> _Task directions_
Below are some entries; report how many of their lines contain the word "icon", giving nothing besides the number.

/---

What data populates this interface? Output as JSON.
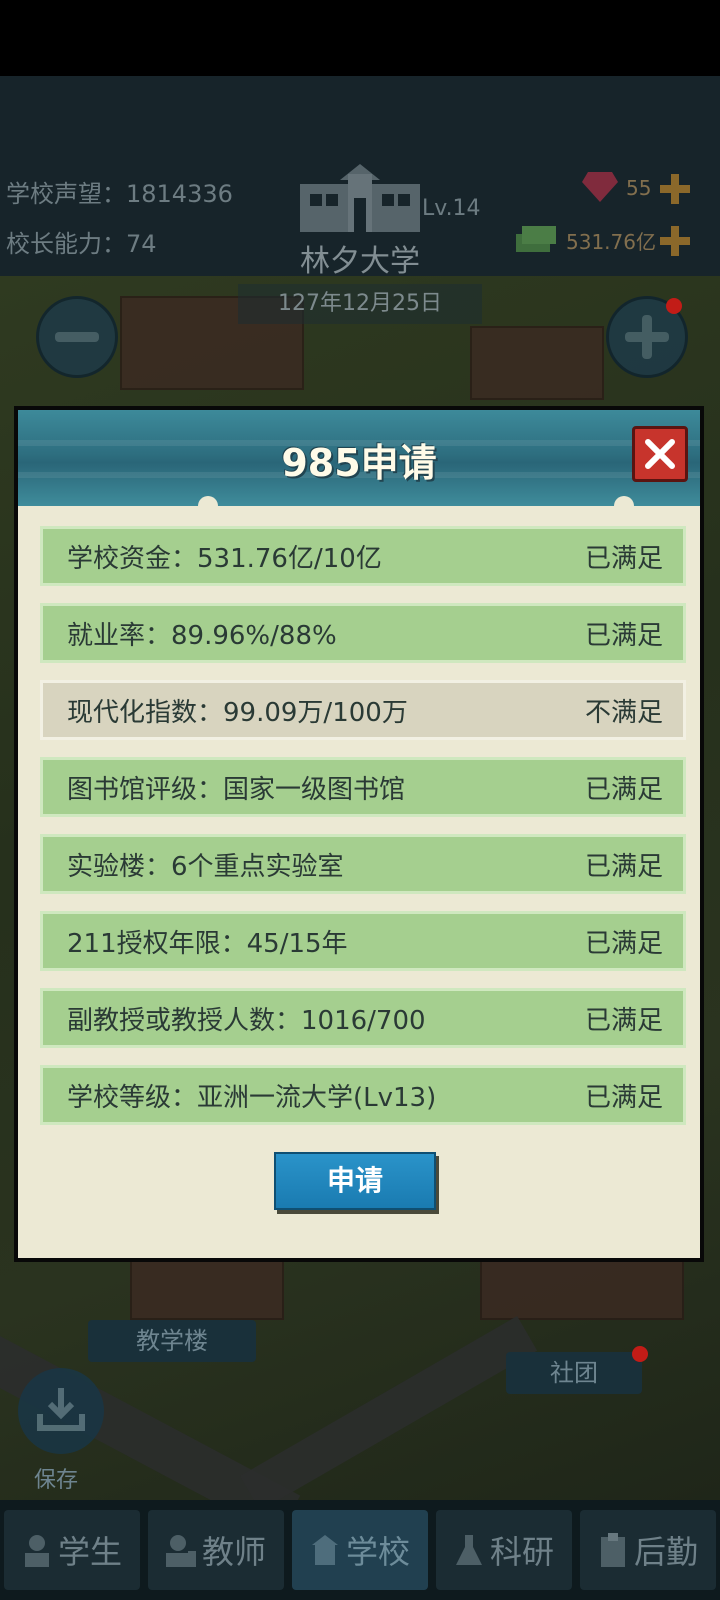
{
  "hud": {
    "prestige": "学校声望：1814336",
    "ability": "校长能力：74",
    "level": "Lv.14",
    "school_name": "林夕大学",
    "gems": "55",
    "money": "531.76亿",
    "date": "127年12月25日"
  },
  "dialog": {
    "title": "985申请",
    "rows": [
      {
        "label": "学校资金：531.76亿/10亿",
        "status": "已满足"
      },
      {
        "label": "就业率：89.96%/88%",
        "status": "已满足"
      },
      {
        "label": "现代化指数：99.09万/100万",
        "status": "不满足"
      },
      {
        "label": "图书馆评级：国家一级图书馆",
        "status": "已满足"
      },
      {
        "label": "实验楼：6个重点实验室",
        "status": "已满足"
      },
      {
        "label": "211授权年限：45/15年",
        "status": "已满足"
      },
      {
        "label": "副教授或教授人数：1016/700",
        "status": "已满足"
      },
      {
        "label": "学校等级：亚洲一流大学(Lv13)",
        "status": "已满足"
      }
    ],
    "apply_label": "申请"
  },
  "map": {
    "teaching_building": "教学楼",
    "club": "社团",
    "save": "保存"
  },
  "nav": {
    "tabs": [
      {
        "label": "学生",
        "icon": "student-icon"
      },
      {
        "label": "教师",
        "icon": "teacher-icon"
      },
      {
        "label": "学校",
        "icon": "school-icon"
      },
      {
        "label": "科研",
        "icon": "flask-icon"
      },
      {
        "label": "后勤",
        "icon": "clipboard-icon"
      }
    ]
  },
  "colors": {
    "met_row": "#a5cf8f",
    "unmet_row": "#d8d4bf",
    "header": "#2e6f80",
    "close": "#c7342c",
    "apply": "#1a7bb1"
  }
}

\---

> _Exercise result_
5